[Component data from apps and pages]
###

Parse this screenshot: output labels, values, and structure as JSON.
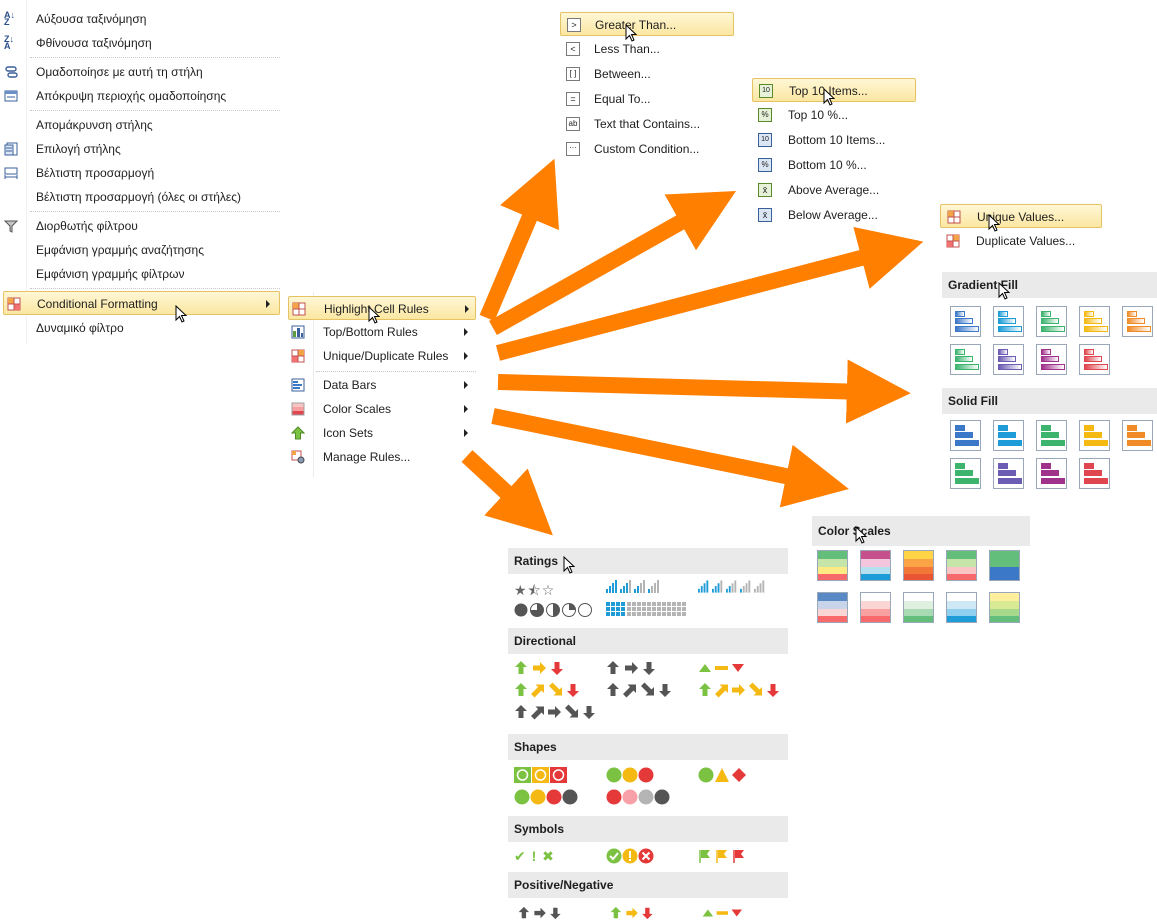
{
  "context_menu": {
    "items": [
      {
        "label": "Αύξουσα ταξινόμηση",
        "icon": "sort-ascending-icon"
      },
      {
        "label": "Φθίνουσα ταξινόμηση",
        "icon": "sort-descending-icon"
      },
      {
        "label": "Ομαδοποίησε με αυτή τη στήλη",
        "icon": "group-by-column-icon"
      },
      {
        "label": "Απόκρυψη περιοχής ομαδοποίησης",
        "icon": "group-panel-icon"
      },
      {
        "label": "Απομάκρυνση στήλης",
        "icon": ""
      },
      {
        "label": "Επιλογή στήλης",
        "icon": "column-chooser-icon"
      },
      {
        "label": "Βέλτιστη προσαρμογή",
        "icon": "best-fit-icon"
      },
      {
        "label": "Βέλτιστη προσαρμογή (όλες οι στήλες)",
        "icon": ""
      },
      {
        "label": "Διορθωτής φίλτρου",
        "icon": "filter-editor-icon"
      },
      {
        "label": "Εμφάνιση γραμμής αναζήτησης",
        "icon": ""
      },
      {
        "label": "Εμφάνιση γραμμής φίλτρων",
        "icon": ""
      },
      {
        "label": "Conditional Formatting",
        "icon": "conditional-formatting-icon"
      },
      {
        "label": "Δυναμικό φίλτρο",
        "icon": ""
      }
    ]
  },
  "cf_submenu": {
    "items": [
      {
        "label": "Highlight Cell Rules",
        "icon": "highlight-cell-rules-icon"
      },
      {
        "label": "Top/Bottom Rules",
        "icon": "top-bottom-rules-icon"
      },
      {
        "label": "Unique/Duplicate Rules",
        "icon": "unique-duplicate-rules-icon"
      },
      {
        "label": "Data Bars",
        "icon": "data-bars-icon"
      },
      {
        "label": "Color Scales",
        "icon": "color-scales-icon"
      },
      {
        "label": "Icon Sets",
        "icon": "icon-sets-icon"
      },
      {
        "label": "Manage Rules...",
        "icon": "manage-rules-icon"
      }
    ]
  },
  "highlight_submenu": {
    "items": [
      {
        "label": "Greater Than...",
        "glyph": ">"
      },
      {
        "label": "Less Than...",
        "glyph": "<"
      },
      {
        "label": "Between...",
        "glyph": "[ ]"
      },
      {
        "label": "Equal To...",
        "glyph": "="
      },
      {
        "label": "Text that Contains...",
        "glyph": "ab"
      },
      {
        "label": "Custom Condition...",
        "glyph": "···"
      }
    ]
  },
  "topbottom_submenu": {
    "items": [
      {
        "label": "Top 10 Items...",
        "glyph": "10"
      },
      {
        "label": "Top 10 %...",
        "glyph": "%"
      },
      {
        "label": "Bottom 10 Items...",
        "glyph": "10"
      },
      {
        "label": "Bottom 10 %...",
        "glyph": "%"
      },
      {
        "label": "Above Average...",
        "glyph": "x̄"
      },
      {
        "label": "Below Average...",
        "glyph": "x̄"
      }
    ]
  },
  "unique_submenu": {
    "items": [
      {
        "label": "Unique Values..."
      },
      {
        "label": "Duplicate Values..."
      }
    ]
  },
  "databars": {
    "gradient_header": "Gradient Fill",
    "solid_header": "Solid Fill",
    "colors": [
      "#3c78c8",
      "#1e9cd7",
      "#3cb46e",
      "#f5b914",
      "#f08c28",
      "#3cb46e",
      "#6c5cb4",
      "#a0328c",
      "#e04650"
    ]
  },
  "color_scales": {
    "header": "Color Scales",
    "swatches": [
      [
        "#63be7b",
        "#c6e5a8",
        "#ffeb84",
        "#f8696b"
      ],
      [
        "#c6508c",
        "#f3c6de",
        "#b4e0f0",
        "#1e9cd7"
      ],
      [
        "#ffd447",
        "#fba446",
        "#f4773a",
        "#e95433"
      ],
      [
        "#63be7b",
        "#c6e5a8",
        "#f8c4c4",
        "#f8696b"
      ],
      [
        "#63be7b",
        "#63be7b",
        "#3c78c8",
        "#3c78c8"
      ],
      [
        "#5a8ac6",
        "#c8d4ea",
        "#fbd4d4",
        "#f8696b"
      ],
      [
        "#ffffff",
        "#fbd4d4",
        "#f8a0a0",
        "#f8696b"
      ],
      [
        "#ffffff",
        "#dff0e0",
        "#a8dbb4",
        "#63be7b"
      ],
      [
        "#ffffff",
        "#cfe8f6",
        "#8fd0ee",
        "#1e9cd7"
      ],
      [
        "#ffef9c",
        "#d9ea94",
        "#a6d98c",
        "#63be7b"
      ]
    ]
  },
  "icon_sets": {
    "sections": [
      {
        "header": "Ratings"
      },
      {
        "header": "Directional"
      },
      {
        "header": "Shapes"
      },
      {
        "header": "Symbols"
      },
      {
        "header": "Positive/Negative"
      }
    ],
    "glyphs": {
      "ratings_row1": [
        "★⯪☆"
      ],
      "symbols": [
        "✔ ! ✖"
      ]
    }
  }
}
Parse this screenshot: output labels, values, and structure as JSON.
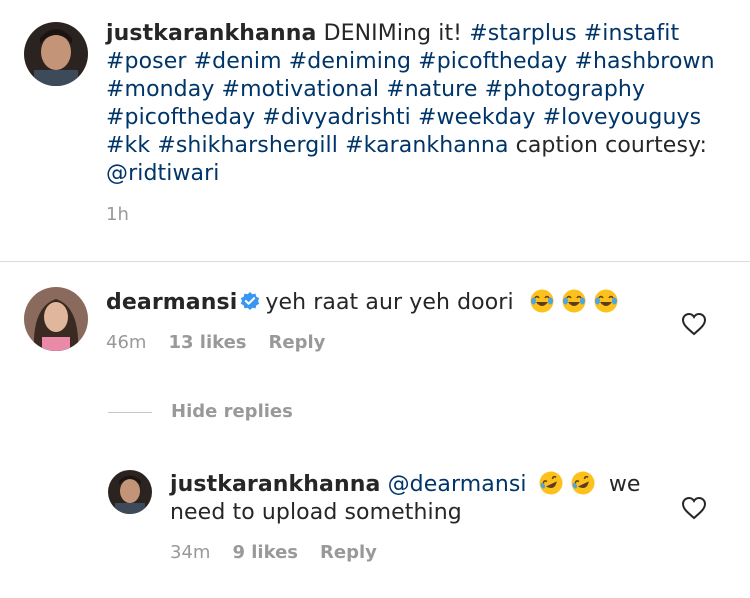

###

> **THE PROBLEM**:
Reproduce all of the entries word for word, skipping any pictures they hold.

> **YOUR SOLUTION**:
Parse this screenshot: output labels, values, and structure as JSON.
{
  "context_menu": {
    "items": [
      {
        "label": "Αύξουσα ταξινόμηση",
        "icon": "sort-ascending-icon"
      },
      {
        "label": "Φθίνουσα ταξινόμηση",
        "icon": "sort-descending-icon"
      },
      {
        "label": "Ομαδοποίησε με αυτή τη στήλη",
        "icon": "group-by-column-icon"
      },
      {
        "label": "Απόκρυψη περιοχής ομαδοποίησης",
        "icon": "group-panel-icon"
      },
      {
        "label": "Απομάκρυνση στήλης",
        "icon": ""
      },
      {
        "label": "Επιλογή στήλης",
        "icon": "column-chooser-icon"
      },
      {
        "label": "Βέλτιστη προσαρμογή",
        "icon": "best-fit-icon"
      },
      {
        "label": "Βέλτιστη προσαρμογή (όλες οι στήλες)",
        "icon": ""
      },
      {
        "label": "Διορθωτής φίλτρου",
        "icon": "filter-editor-icon"
      },
      {
        "label": "Εμφάνιση γραμμής αναζήτησης",
        "icon": ""
      },
      {
        "label": "Εμφάνιση γραμμής φίλτρων",
        "icon": ""
      },
      {
        "label": "Conditional Formatting",
        "icon": "conditional-formatting-icon"
      },
      {
        "label": "Δυναμικό φίλτρο",
        "icon": ""
      }
    ]
  },
  "cf_submenu": {
    "items": [
      {
        "label": "Highlight Cell Rules",
        "icon": "highlight-cell-rules-icon"
      },
      {
        "label": "Top/Bottom Rules",
        "icon": "top-bottom-rules-icon"
      },
      {
        "label": "Unique/Duplicate Rules",
        "icon": "unique-duplicate-rules-icon"
      },
      {
        "label": "Data Bars",
        "icon": "data-bars-icon"
      },
      {
        "label": "Color Scales",
        "icon": "color-scales-icon"
      },
      {
        "label": "Icon Sets",
        "icon": "icon-sets-icon"
      },
      {
        "label": "Manage Rules...",
        "icon": "manage-rules-icon"
      }
    ]
  },
  "highlight_submenu": {
    "items": [
      {
        "label": "Greater Than...",
        "glyph": ">"
      },
      {
        "label": "Less Than...",
        "glyph": "<"
      },
      {
        "label": "Between...",
        "glyph": "[ ]"
      },
      {
        "label": "Equal To...",
        "glyph": "="
      },
      {
        "label": "Text that Contains...",
        "glyph": "ab"
      },
      {
        "label": "Custom Condition...",
        "glyph": "···"
      }
    ]
  },
  "topbottom_submenu": {
    "items": [
      {
        "label": "Top 10 Items...",
        "glyph": "10"
      },
      {
        "label": "Top 10 %...",
        "glyph": "%"
      },
      {
        "label": "Bottom 10 Items...",
        "glyph": "10"
      },
      {
        "label": "Bottom 10 %...",
        "glyph": "%"
      },
      {
        "label": "Above Average...",
        "glyph": "x̄"
      },
      {
        "label": "Below Average...",
        "glyph": "x̄"
      }
    ]
  },
  "unique_submenu": {
    "items": [
      {
        "label": "Unique Values..."
      },
      {
        "label": "Duplicate Values..."
      }
    ]
  },
  "databars": {
    "gradient_header": "Gradient Fill",
    "solid_header": "Solid Fill",
    "colors": [
      "#3c78c8",
      "#1e9cd7",
      "#3cb46e",
      "#f5b914",
      "#f08c28",
      "#3cb46e",
      "#6c5cb4",
      "#a0328c",
      "#e04650"
    ]
  },
  "color_scales": {
    "header": "Color Scales",
    "swatches": [
      [
        "#63be7b",
        "#c6e5a8",
        "#ffeb84",
        "#f8696b"
      ],
      [
        "#c6508c",
        "#f3c6de",
        "#b4e0f0",
        "#1e9cd7"
      ],
      [
        "#ffd447",
        "#fba446",
        "#f4773a",
        "#e95433"
      ],
      [
        "#63be7b",
        "#c6e5a8",
        "#f8c4c4",
        "#f8696b"
      ],
      [
        "#63be7b",
        "#63be7b",
        "#3c78c8",
        "#3c78c8"
      ],
      [
        "#5a8ac6",
        "#c8d4ea",
        "#fbd4d4",
        "#f8696b"
      ],
      [
        "#ffffff",
        "#fbd4d4",
        "#f8a0a0",
        "#f8696b"
      ],
      [
        "#ffffff",
        "#dff0e0",
        "#a8dbb4",
        "#63be7b"
      ],
      [
        "#ffffff",
        "#cfe8f6",
        "#8fd0ee",
        "#1e9cd7"
      ],
      [
        "#ffef9c",
        "#d9ea94",
        "#a6d98c",
        "#63be7b"
      ]
    ]
  },
  "icon_sets": {
    "sections": [
      {
        "header": "Ratings"
      },
      {
        "header": "Directional"
      },
      {
        "header": "Shapes"
      },
      {
        "header": "Symbols"
      },
      {
        "header": "Positive/Negative"
      }
    ],
    "glyphs": {
      "ratings_row1": [
        "★⯪☆"
      ],
      "symbols": [
        "✔ ! ✖"
      ]
    }
  }
}
Parse this screenshot: output labels, values, and structure as JSON.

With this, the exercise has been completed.